:: EXERCISE DATA

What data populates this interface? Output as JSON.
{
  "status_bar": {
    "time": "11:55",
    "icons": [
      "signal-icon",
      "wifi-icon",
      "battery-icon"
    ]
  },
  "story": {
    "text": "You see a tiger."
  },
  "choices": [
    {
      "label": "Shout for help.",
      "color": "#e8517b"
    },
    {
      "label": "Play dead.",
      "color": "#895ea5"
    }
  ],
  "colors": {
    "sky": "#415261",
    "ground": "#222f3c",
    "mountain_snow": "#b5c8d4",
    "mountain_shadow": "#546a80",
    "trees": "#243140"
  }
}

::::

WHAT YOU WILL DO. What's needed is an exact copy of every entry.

OUTPUT.
What data populates this interface? Output as JSON.
{
  "status_bar": {
    "time": "11:55",
    "icons": [
      "signal-icon",
      "wifi-icon",
      "battery-icon"
    ]
  },
  "story": {
    "text": "You see a tiger."
  },
  "choices": [
    {
      "label": "Shout for help.",
      "color": "#e8517b"
    },
    {
      "label": "Play dead.",
      "color": "#895ea5"
    }
  ],
  "colors": {
    "sky": "#415261",
    "ground": "#222f3c",
    "mountain_snow": "#b5c8d4",
    "mountain_shadow": "#546a80",
    "trees": "#243140"
  }
}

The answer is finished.